Now there’s a new kind of soba place in town, with a history that harks back a bit further than SoHo in the nineties. Sarashina Horii, which opened in the Flatiron district in July, is an outpost of a restaurant in Japan that has been serving soba since 1789, when a member of the Horii family, nine generations ago, employed a method for milling only the core of the buckwheat seed, rather than the entire groat, to produce a white flour finer than the usual brown buckwheat, resulting in a delicate white noodle. The fact that this soba, called sarashina, was, according to the menu, “favored by the Shogun family who lived in the Edo Castle, as well as Imperial Families,” is clearly meant to impress us, too.
The restaurant specializes in white soba noodles, made with a flour milled from only the core of the buckwheat seed.
The dining-room design—in counterpoint to Sarashina Horii’s hundreds of years of history, and, most likely, in order to fit in with the highly competitive in-the-now vibe of the surrounding restaurants—swings modern-dramatic, with moody, clandestine lighting, spare furniture, a glimpse of a manicured rock garden, and a canopy of what could even be noodles dancing overhead.

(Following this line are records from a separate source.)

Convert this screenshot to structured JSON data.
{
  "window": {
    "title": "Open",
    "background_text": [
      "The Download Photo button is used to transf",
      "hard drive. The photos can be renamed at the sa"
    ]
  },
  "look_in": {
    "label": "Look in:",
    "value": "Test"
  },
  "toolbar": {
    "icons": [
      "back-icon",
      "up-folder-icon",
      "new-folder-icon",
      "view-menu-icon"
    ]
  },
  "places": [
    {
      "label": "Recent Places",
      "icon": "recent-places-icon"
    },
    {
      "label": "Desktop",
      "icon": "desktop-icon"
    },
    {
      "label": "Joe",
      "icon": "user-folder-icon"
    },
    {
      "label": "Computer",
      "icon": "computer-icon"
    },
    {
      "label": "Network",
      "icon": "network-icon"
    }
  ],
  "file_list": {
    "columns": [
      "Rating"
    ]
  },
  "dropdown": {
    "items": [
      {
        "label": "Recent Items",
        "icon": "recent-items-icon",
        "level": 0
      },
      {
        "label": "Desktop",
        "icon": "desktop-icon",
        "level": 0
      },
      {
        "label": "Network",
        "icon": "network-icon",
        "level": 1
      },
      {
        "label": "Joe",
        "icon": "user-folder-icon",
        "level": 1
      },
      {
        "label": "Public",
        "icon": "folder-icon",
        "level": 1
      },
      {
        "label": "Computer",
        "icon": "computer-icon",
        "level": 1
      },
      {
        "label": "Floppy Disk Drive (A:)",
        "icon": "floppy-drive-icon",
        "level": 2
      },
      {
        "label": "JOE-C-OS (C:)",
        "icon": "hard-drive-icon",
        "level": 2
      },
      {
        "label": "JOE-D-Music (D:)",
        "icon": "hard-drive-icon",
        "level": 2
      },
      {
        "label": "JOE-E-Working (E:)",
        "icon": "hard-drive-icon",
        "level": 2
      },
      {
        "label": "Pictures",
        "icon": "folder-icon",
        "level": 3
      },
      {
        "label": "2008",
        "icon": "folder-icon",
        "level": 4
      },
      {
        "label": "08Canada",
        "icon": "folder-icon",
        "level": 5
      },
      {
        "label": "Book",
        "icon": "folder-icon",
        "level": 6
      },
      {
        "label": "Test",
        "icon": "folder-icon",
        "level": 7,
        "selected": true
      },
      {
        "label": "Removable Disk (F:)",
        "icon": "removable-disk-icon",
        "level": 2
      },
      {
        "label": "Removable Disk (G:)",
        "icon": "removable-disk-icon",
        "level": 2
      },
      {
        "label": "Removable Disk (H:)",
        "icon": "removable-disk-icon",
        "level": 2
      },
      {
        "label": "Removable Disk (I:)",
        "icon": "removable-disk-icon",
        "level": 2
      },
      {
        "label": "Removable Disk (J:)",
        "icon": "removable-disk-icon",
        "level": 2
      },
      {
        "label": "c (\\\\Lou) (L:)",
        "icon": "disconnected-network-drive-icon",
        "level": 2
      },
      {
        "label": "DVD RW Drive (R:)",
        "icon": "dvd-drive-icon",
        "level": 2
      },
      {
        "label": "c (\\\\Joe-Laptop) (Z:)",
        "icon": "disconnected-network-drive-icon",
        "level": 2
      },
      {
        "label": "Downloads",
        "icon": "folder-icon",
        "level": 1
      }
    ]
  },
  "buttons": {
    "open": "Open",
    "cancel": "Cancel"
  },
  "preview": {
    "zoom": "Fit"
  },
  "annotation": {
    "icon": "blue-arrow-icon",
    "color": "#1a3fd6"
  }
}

The Japanese-whiskey and shochu cocktails abide those looking for a glamorous night out; the excellent food abides everyone else. Black cod with miso improves on Nobu’s famous dish by mellowing the sweetness. Nods to pomp and circumstance—hand towels magically expanded with a tableside pour of hot water, one large plush duck meatball sizzling on a cast-iron slab, a spectacular display of extremely fresh sashimi—are subtly proffered in the Japanese style of understated service, in deference, always, to the customer.
Soba is available in hot broth or served cold with dipping sauce, accompanied by a variety of proteins, such as sliced duck breast and grilled eel.
But how are the famous noodles? The ultra-clean-tasting sarashina noodles have a smooth texture that, on one night, almost disappeared when they seemed to be cooked a tad too far; on another, they had just the right amount of bite, providing a fine accompaniment to the soy-laced house broth or the mild cold dipping sauce, livened up with rich additions—tender duck breast, meaty mushrooms, lightly battered lobster tempura, glazed grilled eel. Both the sarashina and the mori (traditional buckwheat) noodles fare generally better in the cold preparations, where they retain their intended firmness, than in a hot soup that keeps them cooking.
For dessert, order “the great tiramisu,” as one server put it. A small wooden box is layered with deep-green matcha cake; thick, subtly sweet cream; and a blanket of matcha powder, grassy and slightly bitter, like a sprinkling of nature. (Soba dishes $16-$41.) ♦